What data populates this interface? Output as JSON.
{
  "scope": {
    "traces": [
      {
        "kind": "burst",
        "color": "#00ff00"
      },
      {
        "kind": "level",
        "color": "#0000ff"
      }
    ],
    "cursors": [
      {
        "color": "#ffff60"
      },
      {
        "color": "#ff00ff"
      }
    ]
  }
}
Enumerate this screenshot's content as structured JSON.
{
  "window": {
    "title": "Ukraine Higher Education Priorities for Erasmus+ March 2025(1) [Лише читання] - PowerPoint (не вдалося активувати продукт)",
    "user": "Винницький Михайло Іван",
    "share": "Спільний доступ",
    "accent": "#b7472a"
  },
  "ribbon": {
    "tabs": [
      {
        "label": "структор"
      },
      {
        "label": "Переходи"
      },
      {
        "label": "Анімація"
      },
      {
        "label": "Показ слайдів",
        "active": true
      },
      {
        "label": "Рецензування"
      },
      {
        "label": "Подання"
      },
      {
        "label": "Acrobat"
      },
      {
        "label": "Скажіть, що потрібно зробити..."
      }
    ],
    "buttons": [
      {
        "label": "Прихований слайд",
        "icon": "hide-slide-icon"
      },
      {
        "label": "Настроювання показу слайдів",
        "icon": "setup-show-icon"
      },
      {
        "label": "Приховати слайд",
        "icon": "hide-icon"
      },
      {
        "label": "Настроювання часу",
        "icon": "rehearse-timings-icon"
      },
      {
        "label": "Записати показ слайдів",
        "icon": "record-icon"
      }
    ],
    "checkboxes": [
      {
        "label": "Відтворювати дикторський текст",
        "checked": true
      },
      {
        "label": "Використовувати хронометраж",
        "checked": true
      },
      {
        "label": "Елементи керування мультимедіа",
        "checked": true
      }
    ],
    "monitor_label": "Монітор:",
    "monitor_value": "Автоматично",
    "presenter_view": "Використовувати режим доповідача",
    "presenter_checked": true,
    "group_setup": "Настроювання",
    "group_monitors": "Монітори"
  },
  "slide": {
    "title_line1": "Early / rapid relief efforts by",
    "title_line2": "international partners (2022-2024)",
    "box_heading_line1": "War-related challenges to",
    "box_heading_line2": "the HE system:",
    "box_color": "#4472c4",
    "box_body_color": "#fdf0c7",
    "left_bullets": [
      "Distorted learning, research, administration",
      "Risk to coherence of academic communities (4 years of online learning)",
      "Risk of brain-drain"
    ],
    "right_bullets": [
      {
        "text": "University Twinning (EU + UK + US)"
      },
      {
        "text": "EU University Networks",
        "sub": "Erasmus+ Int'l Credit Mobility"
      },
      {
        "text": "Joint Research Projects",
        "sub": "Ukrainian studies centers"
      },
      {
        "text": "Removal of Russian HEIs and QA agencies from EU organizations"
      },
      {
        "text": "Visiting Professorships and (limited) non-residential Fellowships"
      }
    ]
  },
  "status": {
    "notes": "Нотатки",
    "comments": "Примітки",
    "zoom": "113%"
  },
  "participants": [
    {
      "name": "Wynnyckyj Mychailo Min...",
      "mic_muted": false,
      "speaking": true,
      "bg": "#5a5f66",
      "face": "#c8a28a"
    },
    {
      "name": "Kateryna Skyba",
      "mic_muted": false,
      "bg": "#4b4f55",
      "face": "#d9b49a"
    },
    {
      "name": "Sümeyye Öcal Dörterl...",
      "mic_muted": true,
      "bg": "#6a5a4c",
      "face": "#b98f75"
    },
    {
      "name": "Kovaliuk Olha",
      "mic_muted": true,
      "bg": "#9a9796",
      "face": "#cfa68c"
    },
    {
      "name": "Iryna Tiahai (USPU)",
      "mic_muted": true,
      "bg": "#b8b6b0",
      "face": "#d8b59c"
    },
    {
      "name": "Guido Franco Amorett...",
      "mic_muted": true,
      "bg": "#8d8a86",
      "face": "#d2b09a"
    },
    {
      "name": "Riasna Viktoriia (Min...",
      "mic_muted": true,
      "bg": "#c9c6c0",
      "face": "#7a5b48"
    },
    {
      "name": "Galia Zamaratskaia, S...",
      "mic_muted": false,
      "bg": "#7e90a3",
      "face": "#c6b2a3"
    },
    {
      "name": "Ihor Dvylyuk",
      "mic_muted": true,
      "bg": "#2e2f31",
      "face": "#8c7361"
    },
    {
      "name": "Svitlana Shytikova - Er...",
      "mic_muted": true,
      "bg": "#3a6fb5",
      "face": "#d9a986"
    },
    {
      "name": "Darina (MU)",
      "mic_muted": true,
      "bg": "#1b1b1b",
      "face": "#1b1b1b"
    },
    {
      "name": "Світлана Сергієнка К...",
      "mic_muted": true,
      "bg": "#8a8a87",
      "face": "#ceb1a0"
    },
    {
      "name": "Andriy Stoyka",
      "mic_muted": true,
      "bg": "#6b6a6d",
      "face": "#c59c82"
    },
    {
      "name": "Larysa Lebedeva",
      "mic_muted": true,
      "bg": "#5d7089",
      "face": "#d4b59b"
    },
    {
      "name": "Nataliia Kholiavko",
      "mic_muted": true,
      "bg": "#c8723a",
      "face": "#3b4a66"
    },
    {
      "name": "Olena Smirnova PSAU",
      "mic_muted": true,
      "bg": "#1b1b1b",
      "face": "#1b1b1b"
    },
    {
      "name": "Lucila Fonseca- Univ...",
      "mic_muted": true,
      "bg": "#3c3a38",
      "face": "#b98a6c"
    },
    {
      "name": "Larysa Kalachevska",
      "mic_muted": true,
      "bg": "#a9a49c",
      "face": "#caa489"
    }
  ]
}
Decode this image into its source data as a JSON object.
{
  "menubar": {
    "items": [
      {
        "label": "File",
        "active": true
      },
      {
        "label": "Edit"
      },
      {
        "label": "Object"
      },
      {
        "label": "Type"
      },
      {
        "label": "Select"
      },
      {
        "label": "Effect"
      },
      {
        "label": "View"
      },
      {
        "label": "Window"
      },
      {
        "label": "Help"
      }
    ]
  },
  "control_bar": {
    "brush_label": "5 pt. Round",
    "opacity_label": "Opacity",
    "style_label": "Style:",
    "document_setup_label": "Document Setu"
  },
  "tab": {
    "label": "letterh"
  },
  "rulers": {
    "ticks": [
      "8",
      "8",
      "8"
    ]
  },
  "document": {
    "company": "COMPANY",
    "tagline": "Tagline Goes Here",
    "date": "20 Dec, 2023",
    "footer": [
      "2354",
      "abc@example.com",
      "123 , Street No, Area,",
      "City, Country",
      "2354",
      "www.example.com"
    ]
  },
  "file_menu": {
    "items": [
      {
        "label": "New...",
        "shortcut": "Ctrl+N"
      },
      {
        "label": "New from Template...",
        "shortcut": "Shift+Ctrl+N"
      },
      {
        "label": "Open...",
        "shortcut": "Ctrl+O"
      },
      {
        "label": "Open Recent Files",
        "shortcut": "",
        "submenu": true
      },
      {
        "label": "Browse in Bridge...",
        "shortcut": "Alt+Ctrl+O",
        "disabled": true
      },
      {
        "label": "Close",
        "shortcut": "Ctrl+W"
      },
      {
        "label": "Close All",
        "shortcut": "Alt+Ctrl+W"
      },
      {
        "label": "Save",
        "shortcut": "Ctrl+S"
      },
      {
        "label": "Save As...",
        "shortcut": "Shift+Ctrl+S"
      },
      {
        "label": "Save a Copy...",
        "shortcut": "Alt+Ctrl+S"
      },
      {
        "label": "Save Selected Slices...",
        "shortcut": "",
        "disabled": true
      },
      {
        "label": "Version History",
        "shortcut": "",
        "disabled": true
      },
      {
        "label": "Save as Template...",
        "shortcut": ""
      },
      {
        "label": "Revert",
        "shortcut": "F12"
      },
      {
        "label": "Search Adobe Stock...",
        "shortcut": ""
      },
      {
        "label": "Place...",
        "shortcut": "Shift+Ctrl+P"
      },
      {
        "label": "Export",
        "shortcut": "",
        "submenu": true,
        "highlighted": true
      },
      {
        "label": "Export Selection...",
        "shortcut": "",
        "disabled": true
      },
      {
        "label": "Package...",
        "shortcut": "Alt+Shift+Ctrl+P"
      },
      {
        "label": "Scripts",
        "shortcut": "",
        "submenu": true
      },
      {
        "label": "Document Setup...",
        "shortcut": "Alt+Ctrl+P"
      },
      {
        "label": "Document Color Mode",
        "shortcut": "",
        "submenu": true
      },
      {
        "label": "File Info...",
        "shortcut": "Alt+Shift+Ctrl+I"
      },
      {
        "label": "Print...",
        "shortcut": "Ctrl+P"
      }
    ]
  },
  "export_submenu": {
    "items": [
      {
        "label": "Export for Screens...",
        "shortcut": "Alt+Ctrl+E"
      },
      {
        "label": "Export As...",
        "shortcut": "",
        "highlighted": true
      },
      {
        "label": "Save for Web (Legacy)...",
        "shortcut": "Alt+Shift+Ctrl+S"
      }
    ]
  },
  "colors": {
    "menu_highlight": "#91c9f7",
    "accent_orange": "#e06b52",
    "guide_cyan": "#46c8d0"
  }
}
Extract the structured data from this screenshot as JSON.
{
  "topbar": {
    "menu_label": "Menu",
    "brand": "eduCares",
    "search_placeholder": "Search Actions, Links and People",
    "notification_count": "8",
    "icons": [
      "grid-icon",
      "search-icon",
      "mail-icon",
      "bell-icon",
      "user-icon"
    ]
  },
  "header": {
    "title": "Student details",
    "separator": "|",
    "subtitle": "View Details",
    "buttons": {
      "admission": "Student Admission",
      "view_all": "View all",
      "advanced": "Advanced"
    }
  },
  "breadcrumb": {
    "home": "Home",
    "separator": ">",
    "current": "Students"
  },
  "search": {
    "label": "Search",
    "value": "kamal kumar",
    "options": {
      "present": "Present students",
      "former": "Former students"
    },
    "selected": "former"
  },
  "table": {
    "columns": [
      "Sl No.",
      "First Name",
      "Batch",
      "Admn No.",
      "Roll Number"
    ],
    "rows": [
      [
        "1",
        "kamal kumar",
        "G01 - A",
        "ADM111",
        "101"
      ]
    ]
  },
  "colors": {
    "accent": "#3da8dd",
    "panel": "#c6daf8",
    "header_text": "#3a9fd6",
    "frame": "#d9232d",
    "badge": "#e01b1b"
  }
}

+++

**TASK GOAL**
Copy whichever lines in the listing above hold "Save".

**EXERCISE OUTPUT**
        "label": "Save",
        "label": "Save As...",
        "label": "Save a Copy...",
        "label": "Save Selected Slices...",
        "label": "Save as Template...",
        "label": "Save for Web (Legacy)...",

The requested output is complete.